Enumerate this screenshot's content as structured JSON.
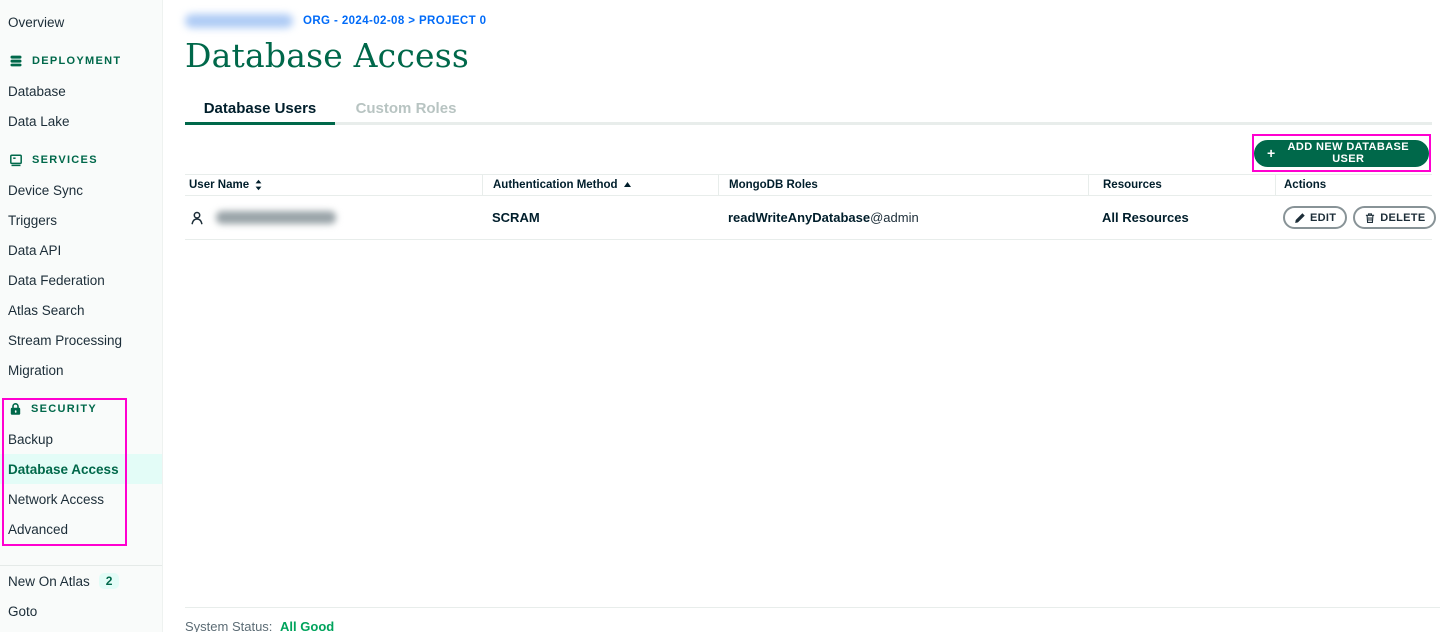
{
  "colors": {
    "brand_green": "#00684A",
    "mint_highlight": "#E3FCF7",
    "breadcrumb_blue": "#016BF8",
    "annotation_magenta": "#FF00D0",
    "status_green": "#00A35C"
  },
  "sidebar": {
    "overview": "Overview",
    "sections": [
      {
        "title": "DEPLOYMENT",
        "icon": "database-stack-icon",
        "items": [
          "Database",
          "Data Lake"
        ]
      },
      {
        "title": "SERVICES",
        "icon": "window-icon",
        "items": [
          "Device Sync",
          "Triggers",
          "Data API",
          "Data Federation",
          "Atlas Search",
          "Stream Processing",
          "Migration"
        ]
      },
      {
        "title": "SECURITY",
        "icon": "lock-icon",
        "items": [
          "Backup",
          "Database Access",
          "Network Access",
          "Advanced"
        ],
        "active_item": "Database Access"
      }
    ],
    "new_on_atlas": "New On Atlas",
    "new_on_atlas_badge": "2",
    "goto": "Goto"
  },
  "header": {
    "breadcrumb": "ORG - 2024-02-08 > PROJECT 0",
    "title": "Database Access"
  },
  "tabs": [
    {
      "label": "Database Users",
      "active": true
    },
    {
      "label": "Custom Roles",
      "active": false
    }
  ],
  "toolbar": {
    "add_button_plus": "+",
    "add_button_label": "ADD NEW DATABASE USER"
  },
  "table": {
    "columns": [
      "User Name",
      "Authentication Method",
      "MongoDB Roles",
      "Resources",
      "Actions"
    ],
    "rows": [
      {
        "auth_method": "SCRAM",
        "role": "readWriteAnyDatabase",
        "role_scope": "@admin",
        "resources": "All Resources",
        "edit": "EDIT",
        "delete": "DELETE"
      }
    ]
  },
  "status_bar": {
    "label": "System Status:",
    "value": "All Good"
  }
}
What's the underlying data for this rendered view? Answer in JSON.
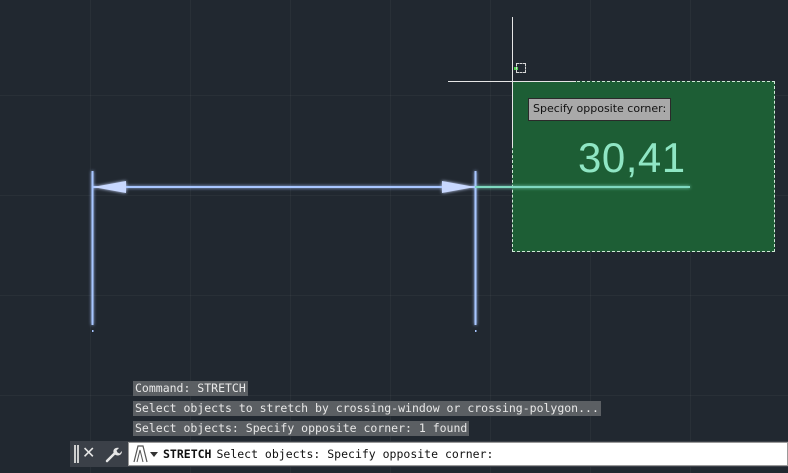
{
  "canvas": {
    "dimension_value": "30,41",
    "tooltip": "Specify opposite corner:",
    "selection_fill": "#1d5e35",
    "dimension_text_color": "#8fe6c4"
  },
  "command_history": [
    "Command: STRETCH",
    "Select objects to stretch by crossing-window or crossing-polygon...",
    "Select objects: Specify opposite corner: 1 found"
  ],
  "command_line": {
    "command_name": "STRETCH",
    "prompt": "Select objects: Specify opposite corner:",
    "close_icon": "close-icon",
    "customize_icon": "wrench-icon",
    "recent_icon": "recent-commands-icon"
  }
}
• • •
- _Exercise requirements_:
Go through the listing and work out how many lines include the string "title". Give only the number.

- _Response area_:
4